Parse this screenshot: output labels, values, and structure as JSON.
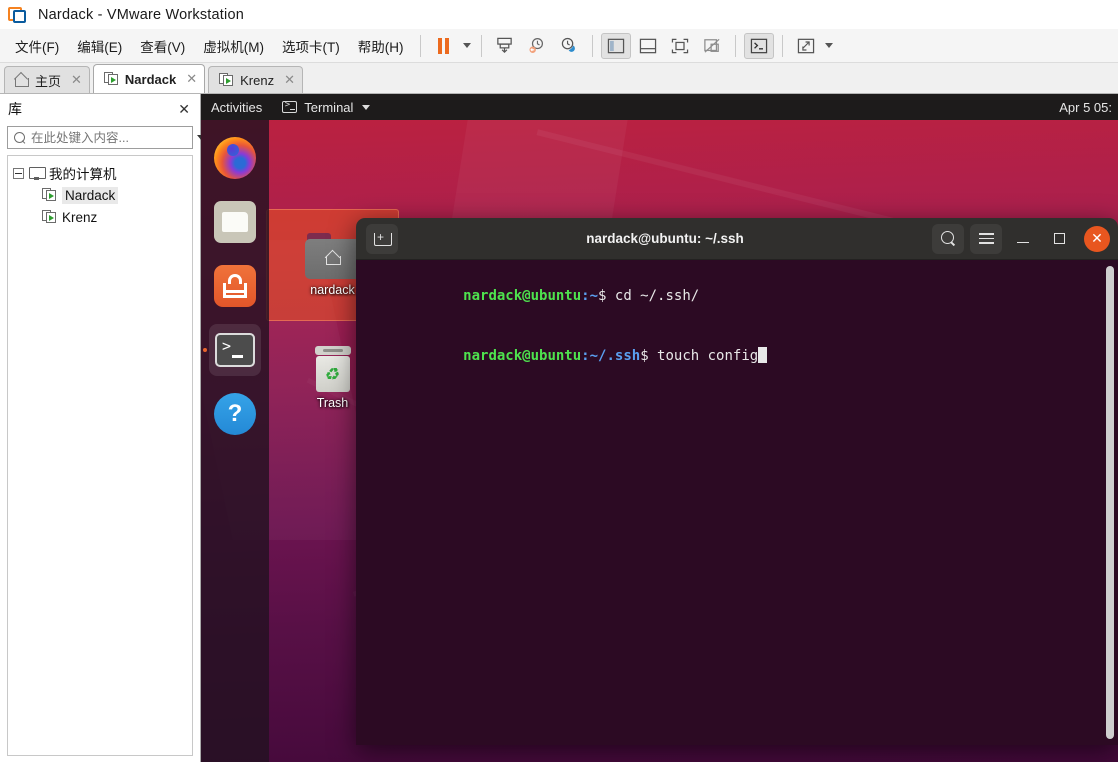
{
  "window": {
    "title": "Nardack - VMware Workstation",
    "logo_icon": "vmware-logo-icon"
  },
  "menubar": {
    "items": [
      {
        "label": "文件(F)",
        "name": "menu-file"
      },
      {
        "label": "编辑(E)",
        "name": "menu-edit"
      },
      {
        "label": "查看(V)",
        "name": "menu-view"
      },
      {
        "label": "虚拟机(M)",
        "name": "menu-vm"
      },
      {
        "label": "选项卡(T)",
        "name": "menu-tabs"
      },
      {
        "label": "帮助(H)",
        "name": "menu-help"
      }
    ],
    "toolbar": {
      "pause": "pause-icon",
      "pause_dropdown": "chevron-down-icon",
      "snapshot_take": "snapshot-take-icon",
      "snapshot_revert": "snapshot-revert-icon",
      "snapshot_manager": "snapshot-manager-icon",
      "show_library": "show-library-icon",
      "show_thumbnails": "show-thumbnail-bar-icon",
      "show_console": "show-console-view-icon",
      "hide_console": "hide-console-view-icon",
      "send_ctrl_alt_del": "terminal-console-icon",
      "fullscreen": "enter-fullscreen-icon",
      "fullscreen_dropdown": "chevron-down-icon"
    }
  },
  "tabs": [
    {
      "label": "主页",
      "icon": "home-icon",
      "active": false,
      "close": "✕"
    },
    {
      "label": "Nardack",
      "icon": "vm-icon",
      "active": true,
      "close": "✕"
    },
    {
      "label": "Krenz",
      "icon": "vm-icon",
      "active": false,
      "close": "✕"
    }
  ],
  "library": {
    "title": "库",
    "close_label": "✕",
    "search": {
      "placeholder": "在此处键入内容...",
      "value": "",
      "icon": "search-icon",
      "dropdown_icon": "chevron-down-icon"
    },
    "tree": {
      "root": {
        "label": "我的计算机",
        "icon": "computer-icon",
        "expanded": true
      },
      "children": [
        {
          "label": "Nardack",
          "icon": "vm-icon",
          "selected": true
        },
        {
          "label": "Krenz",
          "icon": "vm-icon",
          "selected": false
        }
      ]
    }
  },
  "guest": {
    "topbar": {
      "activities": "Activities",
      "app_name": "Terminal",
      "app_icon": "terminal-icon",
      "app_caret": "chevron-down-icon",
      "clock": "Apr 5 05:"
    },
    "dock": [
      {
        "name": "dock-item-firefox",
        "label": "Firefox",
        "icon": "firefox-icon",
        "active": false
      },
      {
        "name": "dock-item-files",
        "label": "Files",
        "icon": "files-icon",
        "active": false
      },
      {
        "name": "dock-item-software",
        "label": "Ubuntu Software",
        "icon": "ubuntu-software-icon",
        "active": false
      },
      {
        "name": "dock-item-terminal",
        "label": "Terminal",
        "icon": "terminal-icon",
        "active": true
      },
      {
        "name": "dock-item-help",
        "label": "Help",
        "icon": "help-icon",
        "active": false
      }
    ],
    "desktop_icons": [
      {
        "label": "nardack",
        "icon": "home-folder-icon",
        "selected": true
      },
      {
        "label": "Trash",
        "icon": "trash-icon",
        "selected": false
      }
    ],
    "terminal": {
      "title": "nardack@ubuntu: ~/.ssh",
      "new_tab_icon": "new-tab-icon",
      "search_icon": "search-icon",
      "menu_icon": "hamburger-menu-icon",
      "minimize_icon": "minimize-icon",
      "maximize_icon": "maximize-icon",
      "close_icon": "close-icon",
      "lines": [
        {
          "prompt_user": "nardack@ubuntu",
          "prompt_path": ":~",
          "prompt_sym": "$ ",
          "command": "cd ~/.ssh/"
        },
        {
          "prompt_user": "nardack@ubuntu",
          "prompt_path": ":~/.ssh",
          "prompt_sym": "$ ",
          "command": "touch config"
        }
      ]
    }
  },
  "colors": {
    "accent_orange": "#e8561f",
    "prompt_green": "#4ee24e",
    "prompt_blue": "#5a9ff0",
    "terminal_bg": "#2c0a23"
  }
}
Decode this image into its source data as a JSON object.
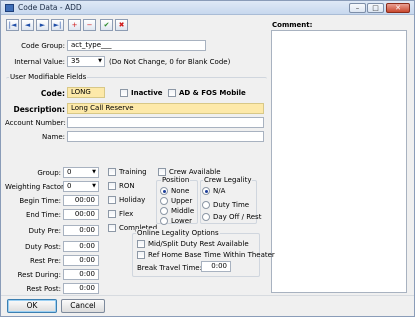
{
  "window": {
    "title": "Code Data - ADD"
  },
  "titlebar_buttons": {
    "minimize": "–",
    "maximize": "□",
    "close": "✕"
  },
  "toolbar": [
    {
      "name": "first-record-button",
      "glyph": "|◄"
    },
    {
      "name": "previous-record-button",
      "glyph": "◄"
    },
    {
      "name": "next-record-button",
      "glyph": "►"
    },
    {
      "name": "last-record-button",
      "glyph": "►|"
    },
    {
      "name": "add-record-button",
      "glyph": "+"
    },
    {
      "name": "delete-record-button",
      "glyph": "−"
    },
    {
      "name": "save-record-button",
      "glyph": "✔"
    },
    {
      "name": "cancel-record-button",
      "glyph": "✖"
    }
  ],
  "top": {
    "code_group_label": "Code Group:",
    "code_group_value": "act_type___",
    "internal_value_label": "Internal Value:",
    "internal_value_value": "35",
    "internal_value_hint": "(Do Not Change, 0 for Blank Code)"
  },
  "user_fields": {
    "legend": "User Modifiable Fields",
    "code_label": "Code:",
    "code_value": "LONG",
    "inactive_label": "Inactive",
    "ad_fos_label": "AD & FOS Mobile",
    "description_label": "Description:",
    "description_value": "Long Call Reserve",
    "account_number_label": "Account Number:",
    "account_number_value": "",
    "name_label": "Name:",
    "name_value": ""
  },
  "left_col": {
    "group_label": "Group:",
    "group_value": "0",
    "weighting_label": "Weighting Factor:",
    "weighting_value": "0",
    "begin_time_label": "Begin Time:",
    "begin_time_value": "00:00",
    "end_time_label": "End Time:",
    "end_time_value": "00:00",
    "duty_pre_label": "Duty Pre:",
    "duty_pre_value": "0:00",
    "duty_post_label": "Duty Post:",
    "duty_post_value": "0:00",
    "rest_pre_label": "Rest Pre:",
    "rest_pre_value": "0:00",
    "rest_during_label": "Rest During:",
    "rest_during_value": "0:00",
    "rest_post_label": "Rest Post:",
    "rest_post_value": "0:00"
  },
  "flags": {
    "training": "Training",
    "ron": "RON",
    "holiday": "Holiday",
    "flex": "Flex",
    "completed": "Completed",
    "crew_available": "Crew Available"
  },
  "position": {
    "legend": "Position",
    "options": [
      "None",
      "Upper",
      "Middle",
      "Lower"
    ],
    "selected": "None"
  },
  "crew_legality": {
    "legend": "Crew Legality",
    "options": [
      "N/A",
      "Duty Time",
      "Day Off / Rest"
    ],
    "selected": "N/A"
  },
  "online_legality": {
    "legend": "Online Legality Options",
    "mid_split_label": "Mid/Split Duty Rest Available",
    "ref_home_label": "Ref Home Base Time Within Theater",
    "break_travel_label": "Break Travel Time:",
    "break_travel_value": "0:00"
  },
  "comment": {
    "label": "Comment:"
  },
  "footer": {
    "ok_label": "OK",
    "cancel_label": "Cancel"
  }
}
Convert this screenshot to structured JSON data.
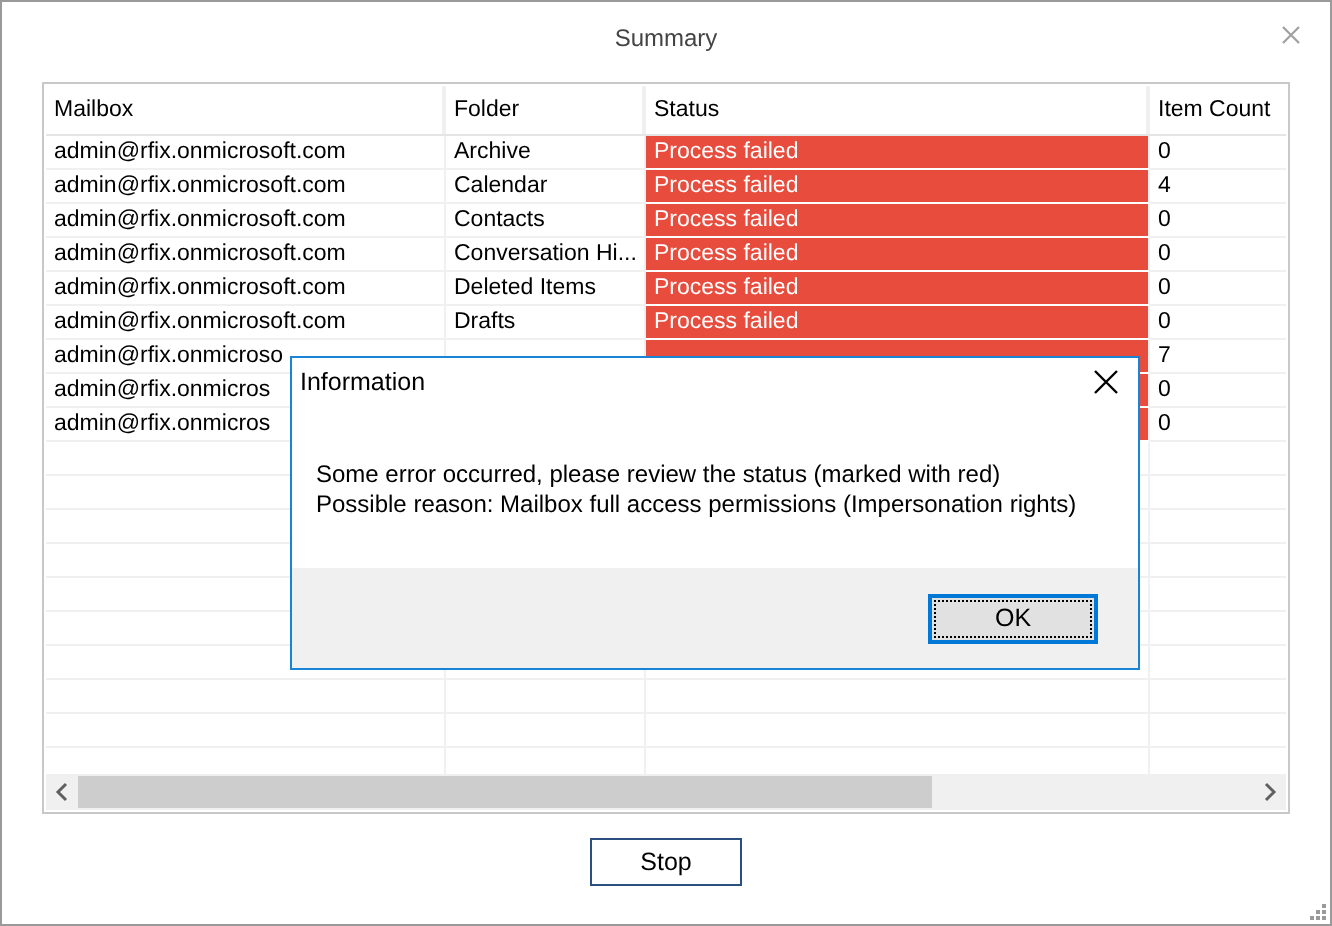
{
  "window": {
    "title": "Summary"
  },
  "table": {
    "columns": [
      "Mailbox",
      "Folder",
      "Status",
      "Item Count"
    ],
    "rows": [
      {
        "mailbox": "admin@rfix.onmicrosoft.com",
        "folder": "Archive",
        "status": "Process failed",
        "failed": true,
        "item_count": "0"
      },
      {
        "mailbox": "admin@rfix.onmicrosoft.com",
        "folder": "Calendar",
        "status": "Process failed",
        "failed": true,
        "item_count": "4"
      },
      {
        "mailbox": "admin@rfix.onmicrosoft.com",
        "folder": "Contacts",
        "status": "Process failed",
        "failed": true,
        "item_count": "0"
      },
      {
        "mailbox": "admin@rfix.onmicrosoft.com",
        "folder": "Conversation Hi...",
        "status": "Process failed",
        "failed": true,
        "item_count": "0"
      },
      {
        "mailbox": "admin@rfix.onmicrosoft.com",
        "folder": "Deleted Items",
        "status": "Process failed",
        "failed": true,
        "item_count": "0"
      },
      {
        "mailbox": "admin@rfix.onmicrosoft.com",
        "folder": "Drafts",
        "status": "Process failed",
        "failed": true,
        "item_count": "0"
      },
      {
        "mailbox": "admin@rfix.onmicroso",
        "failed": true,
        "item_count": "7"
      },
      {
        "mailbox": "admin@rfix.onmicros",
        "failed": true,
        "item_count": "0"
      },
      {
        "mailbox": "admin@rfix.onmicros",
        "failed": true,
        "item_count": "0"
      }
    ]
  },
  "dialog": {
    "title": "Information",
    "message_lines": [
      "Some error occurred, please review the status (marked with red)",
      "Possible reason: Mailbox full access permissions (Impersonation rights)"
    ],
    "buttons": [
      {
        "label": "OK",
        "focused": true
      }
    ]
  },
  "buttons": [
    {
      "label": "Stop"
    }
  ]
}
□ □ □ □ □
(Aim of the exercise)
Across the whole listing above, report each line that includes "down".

(Exercise solution)
      "pause_dropdown": "chevron-down-icon",
      "fullscreen_dropdown": "chevron-down-icon"
      "dropdown_icon": "chevron-down-icon"
      "app_caret": "chevron-down-icon",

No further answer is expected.